» Work order
Could you repeat all of the entries below, character for character?

(Excerpts from an interface dataset)
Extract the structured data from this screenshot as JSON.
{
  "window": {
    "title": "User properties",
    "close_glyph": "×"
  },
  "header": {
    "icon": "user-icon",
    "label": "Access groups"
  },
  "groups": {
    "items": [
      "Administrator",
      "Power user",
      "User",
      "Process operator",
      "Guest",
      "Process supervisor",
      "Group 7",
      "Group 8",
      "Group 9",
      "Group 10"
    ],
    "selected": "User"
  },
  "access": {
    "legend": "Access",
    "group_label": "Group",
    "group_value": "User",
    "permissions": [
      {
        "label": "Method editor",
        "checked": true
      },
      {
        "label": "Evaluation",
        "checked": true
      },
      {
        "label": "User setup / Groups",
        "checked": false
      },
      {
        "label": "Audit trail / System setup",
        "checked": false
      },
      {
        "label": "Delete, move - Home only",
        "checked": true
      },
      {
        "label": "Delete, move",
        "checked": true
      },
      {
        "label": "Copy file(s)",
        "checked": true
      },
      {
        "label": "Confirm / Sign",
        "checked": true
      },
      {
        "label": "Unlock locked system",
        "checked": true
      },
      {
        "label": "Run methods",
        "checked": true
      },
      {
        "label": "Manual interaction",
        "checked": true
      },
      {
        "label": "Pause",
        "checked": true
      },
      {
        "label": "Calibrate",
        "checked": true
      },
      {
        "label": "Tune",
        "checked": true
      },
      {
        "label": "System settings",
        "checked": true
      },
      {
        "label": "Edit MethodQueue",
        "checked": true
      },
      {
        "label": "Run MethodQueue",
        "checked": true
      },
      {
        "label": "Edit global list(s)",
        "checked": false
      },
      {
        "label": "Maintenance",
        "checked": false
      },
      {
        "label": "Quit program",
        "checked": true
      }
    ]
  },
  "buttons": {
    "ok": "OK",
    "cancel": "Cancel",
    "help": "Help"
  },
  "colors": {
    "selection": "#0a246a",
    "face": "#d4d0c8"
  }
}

» Written response
Extract the structured data from this screenshot as JSON.
{
  "window": {
    "title": "User properties",
    "close_glyph": "×"
  },
  "header": {
    "icon": "user-icon",
    "label": "Access groups"
  },
  "groups": {
    "items": [
      "Administrator",
      "Power user",
      "User",
      "Process operator",
      "Guest",
      "Process supervisor",
      "Group 7",
      "Group 8",
      "Group 9",
      "Group 10"
    ],
    "selected": "User"
  },
  "access": {
    "legend": "Access",
    "group_label": "Group",
    "group_value": "User",
    "permissions": [
      {
        "label": "Method editor",
        "checked": true
      },
      {
        "label": "Evaluation",
        "checked": true
      },
      {
        "label": "User setup / Groups",
        "checked": false
      },
      {
        "label": "Audit trail / System setup",
        "checked": false
      },
      {
        "label": "Delete, move - Home only",
        "checked": true
      },
      {
        "label": "Delete, move",
        "checked": true
      },
      {
        "label": "Copy file(s)",
        "checked": true
      },
      {
        "label": "Confirm / Sign",
        "checked": true
      },
      {
        "label": "Unlock locked system",
        "checked": true
      },
      {
        "label": "Run methods",
        "checked": true
      },
      {
        "label": "Manual interaction",
        "checked": true
      },
      {
        "label": "Pause",
        "checked": true
      },
      {
        "label": "Calibrate",
        "checked": true
      },
      {
        "label": "Tune",
        "checked": true
      },
      {
        "label": "System settings",
        "checked": true
      },
      {
        "label": "Edit MethodQueue",
        "checked": true
      },
      {
        "label": "Run MethodQueue",
        "checked": true
      },
      {
        "label": "Edit global list(s)",
        "checked": false
      },
      {
        "label": "Maintenance",
        "checked": false
      },
      {
        "label": "Quit program",
        "checked": true
      }
    ]
  },
  "buttons": {
    "ok": "OK",
    "cancel": "Cancel",
    "help": "Help"
  },
  "colors": {
    "selection": "#0a246a",
    "face": "#d4d0c8"
  }
}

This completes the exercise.